That is how you put statistics into context.

Using Tables, Graphs and Maps to Communicate Statistical Findings

The story of communicating your statistics does not end with putting them into context. Actually, it would be better to say that it does not begin with putting the numbers into context. In reality, the story you are telling through your evidence will probably start with the display of a table, graph, or map.

A simple table, graph, or map can explain a great deal, and so this type of direct evidence should be used where appropriate. However, if a particular part of your analysis represented by a table, graph, or map does not add to or support your argument, it should be left out.
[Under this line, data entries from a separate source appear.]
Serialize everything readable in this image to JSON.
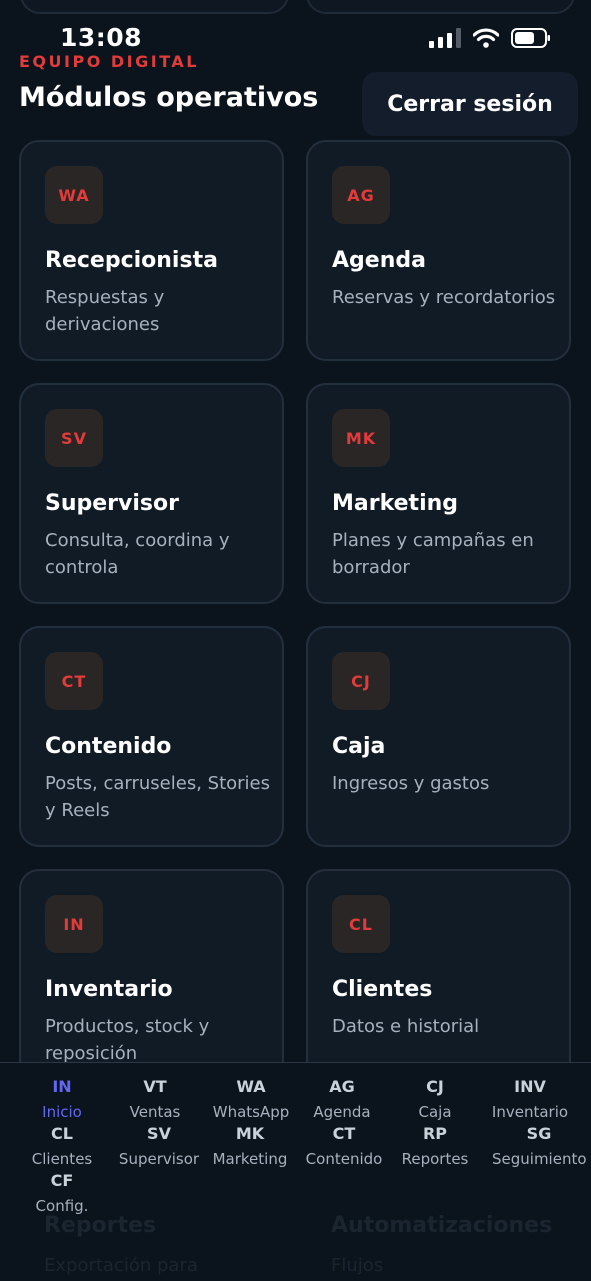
{
  "status": {
    "time": "13:08"
  },
  "header": {
    "brand": "EQUIPO DIGITAL",
    "title": "Módulos operativos",
    "logout_label": "Cerrar sesión"
  },
  "modules": [
    {
      "code": "WA",
      "title": "Recepcionista",
      "description": "Respuestas y derivaciones"
    },
    {
      "code": "AG",
      "title": "Agenda",
      "description": "Reservas y recordatorios"
    },
    {
      "code": "SV",
      "title": "Supervisor",
      "description": "Consulta, coordina y controla"
    },
    {
      "code": "MK",
      "title": "Marketing",
      "description": "Planes y campañas en borrador"
    },
    {
      "code": "CT",
      "title": "Contenido",
      "description": "Posts, carruseles, Stories y Reels"
    },
    {
      "code": "CJ",
      "title": "Caja",
      "description": "Ingresos y gastos"
    },
    {
      "code": "IN",
      "title": "Inventario",
      "description": "Productos, stock y reposición"
    },
    {
      "code": "CL",
      "title": "Clientes",
      "description": "Datos e historial"
    }
  ],
  "hidden_modules": [
    {
      "title": "Reportes",
      "description": "Exportación para"
    },
    {
      "title": "Automatizaciones",
      "description": "Flujos"
    }
  ],
  "tabs": [
    {
      "code": "IN",
      "label": "Inicio",
      "active": true
    },
    {
      "code": "VT",
      "label": "Ventas"
    },
    {
      "code": "WA",
      "label": "WhatsApp"
    },
    {
      "code": "AG",
      "label": "Agenda"
    },
    {
      "code": "CJ",
      "label": "Caja"
    },
    {
      "code": "INV",
      "label": "Inventario"
    },
    {
      "code": "CL",
      "label": "Clientes"
    },
    {
      "code": "SV",
      "label": "Supervisor"
    },
    {
      "code": "MK",
      "label": "Marketing"
    },
    {
      "code": "CT",
      "label": "Contenido"
    },
    {
      "code": "RP",
      "label": "Reportes"
    },
    {
      "code": "SG",
      "label": "Seguimiento"
    },
    {
      "code": "CF",
      "label": "Config."
    }
  ],
  "colors": {
    "accent": "#e23b3b",
    "active_tab": "#6366f1",
    "background": "#0b131c",
    "card": "#111b26"
  }
}
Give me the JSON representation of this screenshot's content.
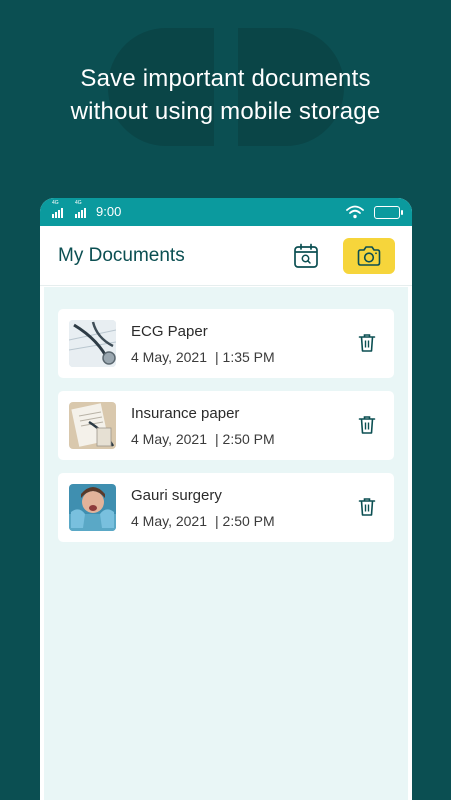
{
  "headline": {
    "line1": "Save important  documents",
    "line2": "without using mobile storage"
  },
  "statusbar": {
    "time": "9:00",
    "network1": "4G",
    "network2": "4G"
  },
  "appbar": {
    "title": "My Documents"
  },
  "documents": [
    {
      "name": "ECG Paper",
      "date": "4 May, 2021",
      "time": "| 1:35 PM"
    },
    {
      "name": "Insurance paper",
      "date": "4 May, 2021",
      "time": "| 2:50 PM"
    },
    {
      "name": "Gauri surgery",
      "date": "4 May, 2021",
      "time": "| 2:50 PM"
    }
  ],
  "colors": {
    "background": "#0b4f52",
    "statusbar": "#0b9a9e",
    "camera_button": "#f6d53b",
    "list_background": "#e9f6f6",
    "icon": "#0b4f52"
  },
  "icons": [
    "signal-icon",
    "wifi-icon",
    "battery-icon",
    "calendar-search-icon",
    "camera-icon",
    "trash-icon"
  ]
}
While representing statistical information in tables, graphs, or maps can be highly effective, it is important to ensure that the information is not presented in a manner that can mislead the reader. The key to presenting effective tables, graphs, or maps is to ensure they are easy to understand and clearly linked to the message. Ensure that you provide all the necessary information required to understand what the data is showing. The table, graph, or map should be able to stand alone.

Tables, graphs, and maps should:

  • relate directly to the argument;
  • support statements made in the text;
  • summarize relevant sections of the data analysis; and
  • be clearly labelled.

Table Checklist

  • Use a descriptive title for each table.
  • Label every column.
  • Provide a source if appropriate.
  • Minimize memory load by removing unnecessary data and minimizing decimal places.
  • Use clustering and patterns to highlight important relationships.
  • Use white space to effect.
  • Order data meaningfully (e.g., rank highest to lowest).
  • Use a consistent format for each table.

Also, do not present too much data in tables. Large expanses of figures can be daunting for an audience, and can obscure your message.

Graph Checklist

  • Title: Use a clear, descriptive title.
  • Type of graph: Choose the appropriate graph for your message, avoid using 3D graphs as they can obscure information.
  • Axes: Decide which variable goes on which axis, and what scale is most appropriate.
  • Legend: If there is more than one data series displayed, always include a legend, preferably within the area of the graph.
  • Labels: All relevant labels should be included.
  • Color/shading: Colors can help differentiate; however, know what is appropriate for the medium you’re using.
  • Data source: Provide the source of data you’ve used for the graph.
  • Three-Quarters Rules: For readability, it’s generally a good rule of thumb to make the y-axis three-quarters the size of the x-axis.

Key Points

  • Understanding statistics requires creating a persuasive narrative that explains the data and an adequate explanation of why a statistic is being used, what it means and its source.
  • The persuasive use of statistics is one of the most powerful tools in any rational argument, especially in public presentations.
  • There are many ways to interpret statistics, however a public speaker should be mindful that they are presenting a statistic in an accurate way and not misleading the audience through a misrepresentation of a statistic.
  • Statistics will, and should, almost always be used to illustrate a relationship.
  • Refrain from bombarding your audience with too many mind-numbing numbers.
  • Before all else, the two pillars of communicating statistics are accuracy and clarity.


A systematic collection of data on measurements or observations, often related to demographic information such as population counts, incomes, population counts at different ages, etc.

The value that appears the most often in a data set.

For a data set, the arithmetic mean is equal to the sum of the values divided by the number of values.

described as the numerical value separating the higher half of a sample, a population, or a probability distribution, from the lower half.


A systematic collection of data on measurements or observations, often related to demographic information such as population counts, incomes, population counts at different ages, etc.


Exact conformity to truth, or to a rule or model; degree of conformity of a measure to a true or standard value.